=== Section Start ===

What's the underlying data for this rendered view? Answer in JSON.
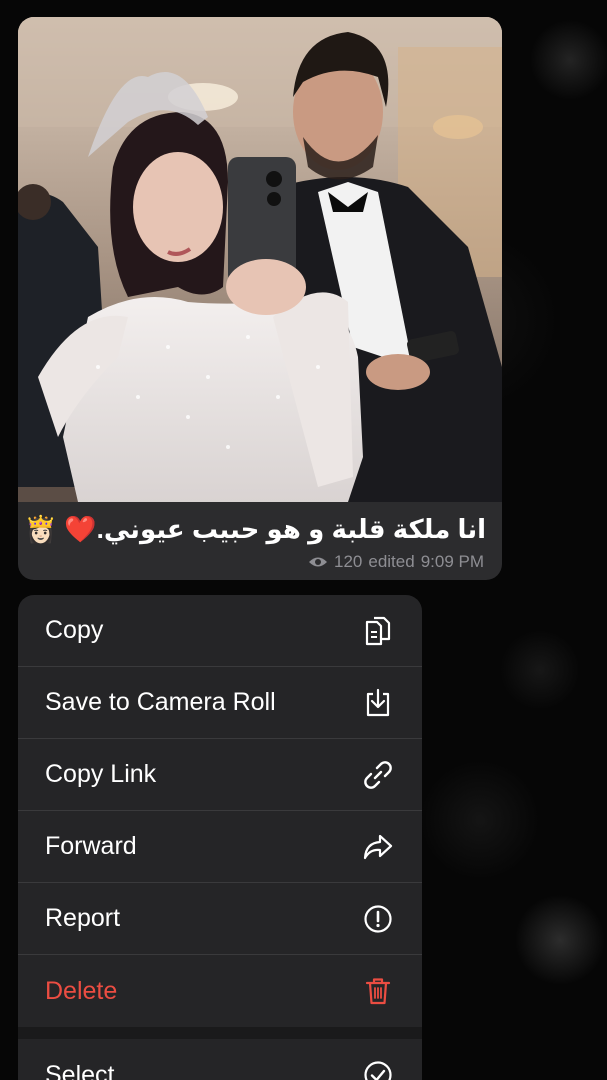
{
  "message": {
    "caption": "انا ملكة قلبة و هو حبيب  عيوني.❤️ 👸🏻",
    "views": "120",
    "edited_label": "edited",
    "time": "9:09 PM"
  },
  "menu": {
    "items": [
      {
        "label": "Copy",
        "icon": "copy-icon"
      },
      {
        "label": "Save to Camera Roll",
        "icon": "save-download-icon"
      },
      {
        "label": "Copy Link",
        "icon": "link-icon"
      },
      {
        "label": "Forward",
        "icon": "forward-arrow-icon"
      },
      {
        "label": "Report",
        "icon": "report-exclamation-icon"
      },
      {
        "label": "Delete",
        "icon": "trash-icon",
        "destructive": true
      },
      {
        "label": "Select",
        "icon": "checkmark-circle-icon"
      }
    ]
  },
  "colors": {
    "bubble": "#2c2c2e",
    "menu": "#252527",
    "destructive": "#eb4d42",
    "meta": "#8e8e93"
  }
}
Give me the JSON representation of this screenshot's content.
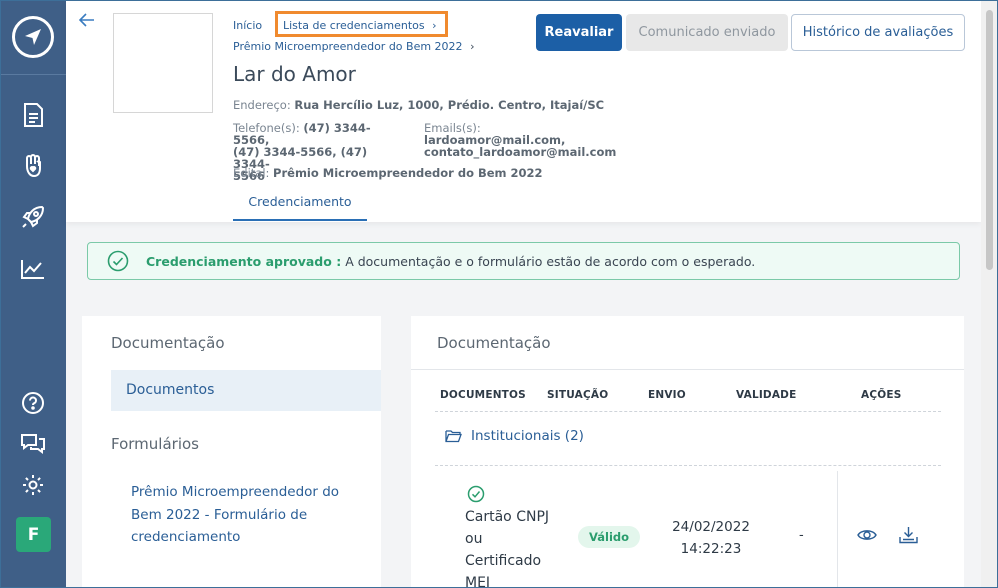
{
  "sidebar": {
    "avatar_letter": "F",
    "icons": [
      "compass-logo-icon",
      "document-icon",
      "hand-heart-icon",
      "rocket-icon",
      "chart-icon",
      "help-icon",
      "chat-icon",
      "gear-icon"
    ]
  },
  "breadcrumb": {
    "home": "Início",
    "list": "Lista de credenciamentos",
    "current": "Prêmio Microempreendedor do Bem 2022"
  },
  "organization": {
    "name": "Lar do Amor",
    "address_label": "Endereço:",
    "address": "Rua Hercílio Luz, 1000, Prédio. Centro, Itajaí/SC",
    "phone_label": "Telefone(s):",
    "phones_line1": "(47) 3344-5566,",
    "phones_line2": "(47) 3344-5566, (47) 3344-",
    "phones_line3": "5566",
    "emails_label": "Emails(s):",
    "email1": "lardoamor@mail.com,",
    "email2": "contato_lardoamor@mail.com",
    "edital_label": "Edital:",
    "edital": "Prêmio Microempreendedor do Bem 2022"
  },
  "tabs": {
    "credenciamento": "Credenciamento"
  },
  "actions": {
    "reavaliar": "Reavaliar",
    "comunicado": "Comunicado enviado",
    "historico": "Histórico de avaliações"
  },
  "alert": {
    "title": "Credenciamento aprovado :",
    "message": "A documentação e o formulário estão de acordo com o esperado."
  },
  "left_panel": {
    "documentation_title": "Documentação",
    "documents_item": "Documentos",
    "forms_title": "Formulários",
    "form_link": "Prêmio Microempreendedor do Bem 2022 - Formulário de credenciamento"
  },
  "right_panel": {
    "title": "Documentação",
    "columns": [
      "DOCUMENTOS",
      "SITUAÇÃO",
      "ENVIO",
      "VALIDADE",
      "AÇÕES"
    ],
    "folder": "Institucionais (2)",
    "rows": [
      {
        "name_lines": [
          "Cartão CNPJ",
          "ou",
          "Certificado",
          "MEI"
        ],
        "status": "Válido",
        "sent_date": "24/02/2022",
        "sent_time": "14:22:23",
        "validity": "-"
      }
    ]
  },
  "colors": {
    "sidebar": "#3f5f87",
    "primary": "#1c5fa6",
    "success": "#2b9d6e",
    "highlight": "#f08a2e"
  }
}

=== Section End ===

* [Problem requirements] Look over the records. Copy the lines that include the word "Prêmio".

* [Solution to this exercise]
    "current": "Prêmio Microempreendedor do Bem 2022"
    "edital": "Prêmio Microempreendedor do Bem 2022"
    "form_link": "Prêmio Microempreendedor do Bem 2022 - Formulário de credenciamento"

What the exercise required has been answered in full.